By the third reading, analyze individual elements.
Listen to the sounds echo across and between the lines.
Think about what first got your attention in the poem and why.
Ask other questions of the poem and your responses too.
Does the poem contain images? Do they work for you?
Do any of the key words come with connotations?
Do those implied meanings need to be read between the lines?
Do word associations or nuances muddle the meaning or add mystery?
Regardless of what you heard in school about reading poetry, no one knows exactly what a poet had in mind during the writing process or the revisions, but neither do poets know exactly what readers have in mind as they read.

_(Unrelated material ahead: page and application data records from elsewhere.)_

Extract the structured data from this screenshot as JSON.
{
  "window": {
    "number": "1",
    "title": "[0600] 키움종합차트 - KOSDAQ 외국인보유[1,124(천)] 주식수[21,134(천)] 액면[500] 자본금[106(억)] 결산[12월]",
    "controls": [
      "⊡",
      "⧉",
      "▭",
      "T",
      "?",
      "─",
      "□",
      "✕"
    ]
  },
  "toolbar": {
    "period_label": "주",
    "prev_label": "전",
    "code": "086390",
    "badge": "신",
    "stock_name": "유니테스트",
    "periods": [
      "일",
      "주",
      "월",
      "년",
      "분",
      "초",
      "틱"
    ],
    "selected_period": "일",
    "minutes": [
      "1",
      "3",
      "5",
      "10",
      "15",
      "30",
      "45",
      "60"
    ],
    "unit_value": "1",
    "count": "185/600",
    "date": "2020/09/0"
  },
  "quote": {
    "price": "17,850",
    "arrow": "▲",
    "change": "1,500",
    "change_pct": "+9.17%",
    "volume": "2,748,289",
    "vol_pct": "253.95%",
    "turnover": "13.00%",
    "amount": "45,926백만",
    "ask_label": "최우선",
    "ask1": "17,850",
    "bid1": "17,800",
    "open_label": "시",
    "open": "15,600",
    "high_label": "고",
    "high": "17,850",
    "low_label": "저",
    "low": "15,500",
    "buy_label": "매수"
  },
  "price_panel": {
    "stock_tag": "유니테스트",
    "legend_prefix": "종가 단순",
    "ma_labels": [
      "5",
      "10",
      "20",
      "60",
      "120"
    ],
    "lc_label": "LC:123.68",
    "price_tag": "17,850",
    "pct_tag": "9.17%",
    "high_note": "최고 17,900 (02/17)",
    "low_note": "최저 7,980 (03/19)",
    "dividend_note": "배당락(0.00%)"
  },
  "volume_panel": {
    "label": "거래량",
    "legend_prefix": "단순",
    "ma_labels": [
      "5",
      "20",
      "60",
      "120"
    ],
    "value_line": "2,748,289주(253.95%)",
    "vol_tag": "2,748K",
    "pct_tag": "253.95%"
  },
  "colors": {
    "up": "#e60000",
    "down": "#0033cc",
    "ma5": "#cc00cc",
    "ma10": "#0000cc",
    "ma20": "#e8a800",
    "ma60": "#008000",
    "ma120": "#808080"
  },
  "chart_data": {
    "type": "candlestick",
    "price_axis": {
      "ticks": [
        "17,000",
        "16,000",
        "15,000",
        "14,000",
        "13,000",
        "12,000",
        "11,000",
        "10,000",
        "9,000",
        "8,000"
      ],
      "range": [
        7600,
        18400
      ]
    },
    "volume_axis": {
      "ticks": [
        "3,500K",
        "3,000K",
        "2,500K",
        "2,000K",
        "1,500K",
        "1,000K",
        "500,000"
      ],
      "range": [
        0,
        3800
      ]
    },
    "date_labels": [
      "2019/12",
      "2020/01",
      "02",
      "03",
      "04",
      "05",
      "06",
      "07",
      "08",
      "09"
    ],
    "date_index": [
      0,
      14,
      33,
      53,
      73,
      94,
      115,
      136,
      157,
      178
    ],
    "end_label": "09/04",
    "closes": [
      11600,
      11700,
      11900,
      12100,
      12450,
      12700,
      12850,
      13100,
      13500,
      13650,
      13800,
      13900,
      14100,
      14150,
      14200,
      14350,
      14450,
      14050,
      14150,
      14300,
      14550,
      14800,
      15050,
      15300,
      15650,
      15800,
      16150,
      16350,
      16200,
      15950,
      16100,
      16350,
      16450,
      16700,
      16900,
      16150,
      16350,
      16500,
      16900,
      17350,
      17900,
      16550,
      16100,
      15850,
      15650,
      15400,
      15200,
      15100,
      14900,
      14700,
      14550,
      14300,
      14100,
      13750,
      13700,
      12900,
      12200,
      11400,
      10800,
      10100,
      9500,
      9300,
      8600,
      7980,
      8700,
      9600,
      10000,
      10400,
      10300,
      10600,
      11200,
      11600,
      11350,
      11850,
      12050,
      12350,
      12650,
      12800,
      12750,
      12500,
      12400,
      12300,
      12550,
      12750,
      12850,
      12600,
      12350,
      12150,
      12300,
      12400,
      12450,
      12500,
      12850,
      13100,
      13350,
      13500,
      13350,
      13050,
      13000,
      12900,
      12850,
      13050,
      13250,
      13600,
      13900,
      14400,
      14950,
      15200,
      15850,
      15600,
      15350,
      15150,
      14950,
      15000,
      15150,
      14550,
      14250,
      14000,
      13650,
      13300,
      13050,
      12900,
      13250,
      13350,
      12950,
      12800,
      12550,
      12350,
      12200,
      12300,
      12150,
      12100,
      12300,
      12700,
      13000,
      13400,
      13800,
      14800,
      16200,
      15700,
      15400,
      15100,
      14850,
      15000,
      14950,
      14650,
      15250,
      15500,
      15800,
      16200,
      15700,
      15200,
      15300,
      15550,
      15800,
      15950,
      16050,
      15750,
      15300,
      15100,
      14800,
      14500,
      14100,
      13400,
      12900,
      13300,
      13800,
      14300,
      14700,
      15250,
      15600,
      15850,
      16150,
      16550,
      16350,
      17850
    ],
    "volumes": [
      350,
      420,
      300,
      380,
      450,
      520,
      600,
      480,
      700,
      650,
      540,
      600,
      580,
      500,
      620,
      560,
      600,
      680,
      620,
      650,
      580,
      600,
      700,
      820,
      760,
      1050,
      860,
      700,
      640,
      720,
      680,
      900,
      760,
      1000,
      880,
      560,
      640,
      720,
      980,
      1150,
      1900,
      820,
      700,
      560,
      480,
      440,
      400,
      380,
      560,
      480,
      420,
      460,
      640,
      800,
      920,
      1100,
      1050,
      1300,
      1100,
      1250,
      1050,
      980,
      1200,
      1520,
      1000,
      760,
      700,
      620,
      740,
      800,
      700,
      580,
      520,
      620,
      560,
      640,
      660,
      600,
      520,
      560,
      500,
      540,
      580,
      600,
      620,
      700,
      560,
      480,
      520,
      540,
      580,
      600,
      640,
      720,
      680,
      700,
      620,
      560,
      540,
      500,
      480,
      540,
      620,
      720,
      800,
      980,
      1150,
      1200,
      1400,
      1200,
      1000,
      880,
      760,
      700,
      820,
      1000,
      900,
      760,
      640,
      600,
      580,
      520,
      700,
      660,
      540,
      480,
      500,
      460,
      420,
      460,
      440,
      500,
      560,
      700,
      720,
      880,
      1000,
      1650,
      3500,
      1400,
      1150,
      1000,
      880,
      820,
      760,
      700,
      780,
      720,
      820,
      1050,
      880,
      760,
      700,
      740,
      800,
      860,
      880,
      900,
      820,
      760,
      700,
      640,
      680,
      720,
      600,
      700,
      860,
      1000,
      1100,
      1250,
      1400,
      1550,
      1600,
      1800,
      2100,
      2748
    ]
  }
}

As you read a poem, you bring your own set of experiences, values, and beliefs to that reading. So it’s possible that you and a particular poet just do not connect. No big deal! Just excuse yourself from that poet’s company. If, however, anything at all interests you, keep on reading. Maybe you’ll discover a new technique to try in your poems or a different thought to consider.
Also, be aware that reading poetry can be frustrating if you focus on figuring out what the poet is trying to say. It’s sort of like being in a foreign country where you need help but do not know enough words to ask. That situation differs greatly, though, from sitting in the comfort of your favorite chair with the TV on, listening to voices speaking lyrically in another language. Then, as in reading a difficult or complex poem out loud, you’re free to enjoy the tone, rhythm, and musicality of the sounds whether you understand what’s being said or not. If you find no pleasure in the process, however, go on to your next option and just stop reading.
© 2012, Mary Harwell Sayler, all rights reserved.